* Records *
********
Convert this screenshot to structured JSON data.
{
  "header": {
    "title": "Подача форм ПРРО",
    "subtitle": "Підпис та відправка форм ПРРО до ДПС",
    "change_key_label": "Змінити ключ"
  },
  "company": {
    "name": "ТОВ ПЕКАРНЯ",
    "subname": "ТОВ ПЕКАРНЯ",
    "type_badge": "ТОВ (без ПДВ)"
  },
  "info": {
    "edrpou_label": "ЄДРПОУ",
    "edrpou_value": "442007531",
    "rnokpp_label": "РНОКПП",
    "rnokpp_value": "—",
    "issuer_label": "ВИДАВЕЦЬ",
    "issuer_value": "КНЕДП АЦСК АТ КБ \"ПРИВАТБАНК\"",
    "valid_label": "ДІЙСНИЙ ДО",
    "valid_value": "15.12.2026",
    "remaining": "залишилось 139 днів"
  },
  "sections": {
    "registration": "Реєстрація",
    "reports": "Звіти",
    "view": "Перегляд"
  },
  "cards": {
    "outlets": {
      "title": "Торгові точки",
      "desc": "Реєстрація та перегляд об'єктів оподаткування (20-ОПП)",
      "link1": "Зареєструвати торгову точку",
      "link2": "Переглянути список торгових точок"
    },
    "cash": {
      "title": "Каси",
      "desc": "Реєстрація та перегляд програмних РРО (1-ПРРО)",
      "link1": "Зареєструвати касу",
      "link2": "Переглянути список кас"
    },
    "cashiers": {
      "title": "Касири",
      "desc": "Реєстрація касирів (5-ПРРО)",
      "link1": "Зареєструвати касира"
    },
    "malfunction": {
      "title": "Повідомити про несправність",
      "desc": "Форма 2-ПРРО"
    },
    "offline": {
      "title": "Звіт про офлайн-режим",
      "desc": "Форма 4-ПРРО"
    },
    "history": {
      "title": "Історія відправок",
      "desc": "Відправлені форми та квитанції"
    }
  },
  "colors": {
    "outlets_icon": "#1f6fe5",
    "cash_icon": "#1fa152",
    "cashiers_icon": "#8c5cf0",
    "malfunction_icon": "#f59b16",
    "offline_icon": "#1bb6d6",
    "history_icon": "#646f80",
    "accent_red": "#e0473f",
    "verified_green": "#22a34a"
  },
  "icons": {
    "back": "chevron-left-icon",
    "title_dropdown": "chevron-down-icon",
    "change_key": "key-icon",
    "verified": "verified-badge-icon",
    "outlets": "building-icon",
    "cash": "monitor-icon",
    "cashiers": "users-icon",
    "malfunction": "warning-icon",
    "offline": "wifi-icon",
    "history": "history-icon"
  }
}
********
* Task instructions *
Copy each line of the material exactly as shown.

* Answer to the exercise *
Convert this screenshot to structured JSON data.
{
  "header": {
    "title": "Подача форм ПРРО",
    "subtitle": "Підпис та відправка форм ПРРО до ДПС",
    "change_key_label": "Змінити ключ"
  },
  "company": {
    "name": "ТОВ ПЕКАРНЯ",
    "subname": "ТОВ ПЕКАРНЯ",
    "type_badge": "ТОВ (без ПДВ)"
  },
  "info": {
    "edrpou_label": "ЄДРПОУ",
    "edrpou_value": "442007531",
    "rnokpp_label": "РНОКПП",
    "rnokpp_value": "—",
    "issuer_label": "ВИДАВЕЦЬ",
    "issuer_value": "КНЕДП АЦСК АТ КБ \"ПРИВАТБАНК\"",
    "valid_label": "ДІЙСНИЙ ДО",
    "valid_value": "15.12.2026",
    "remaining": "залишилось 139 днів"
  },
  "sections": {
    "registration": "Реєстрація",
    "reports": "Звіти",
    "view": "Перегляд"
  },
  "cards": {
    "outlets": {
      "title": "Торгові точки",
      "desc": "Реєстрація та перегляд об'єктів оподаткування (20-ОПП)",
      "link1": "Зареєструвати торгову точку",
      "link2": "Переглянути список торгових точок"
    },
    "cash": {
      "title": "Каси",
      "desc": "Реєстрація та перегляд програмних РРО (1-ПРРО)",
      "link1": "Зареєструвати касу",
      "link2": "Переглянути список кас"
    },
    "cashiers": {
      "title": "Касири",
      "desc": "Реєстрація касирів (5-ПРРО)",
      "link1": "Зареєструвати касира"
    },
    "malfunction": {
      "title": "Повідомити про несправність",
      "desc": "Форма 2-ПРРО"
    },
    "offline": {
      "title": "Звіт про офлайн-режим",
      "desc": "Форма 4-ПРРО"
    },
    "history": {
      "title": "Історія відправок",
      "desc": "Відправлені форми та квитанції"
    }
  },
  "colors": {
    "outlets_icon": "#1f6fe5",
    "cash_icon": "#1fa152",
    "cashiers_icon": "#8c5cf0",
    "malfunction_icon": "#f59b16",
    "offline_icon": "#1bb6d6",
    "history_icon": "#646f80",
    "accent_red": "#e0473f",
    "verified_green": "#22a34a"
  },
  "icons": {
    "back": "chevron-left-icon",
    "title_dropdown": "chevron-down-icon",
    "change_key": "key-icon",
    "verified": "verified-badge-icon",
    "outlets": "building-icon",
    "cash": "monitor-icon",
    "cashiers": "users-icon",
    "malfunction": "warning-icon",
    "offline": "wifi-icon",
    "history": "history-icon"
  }
}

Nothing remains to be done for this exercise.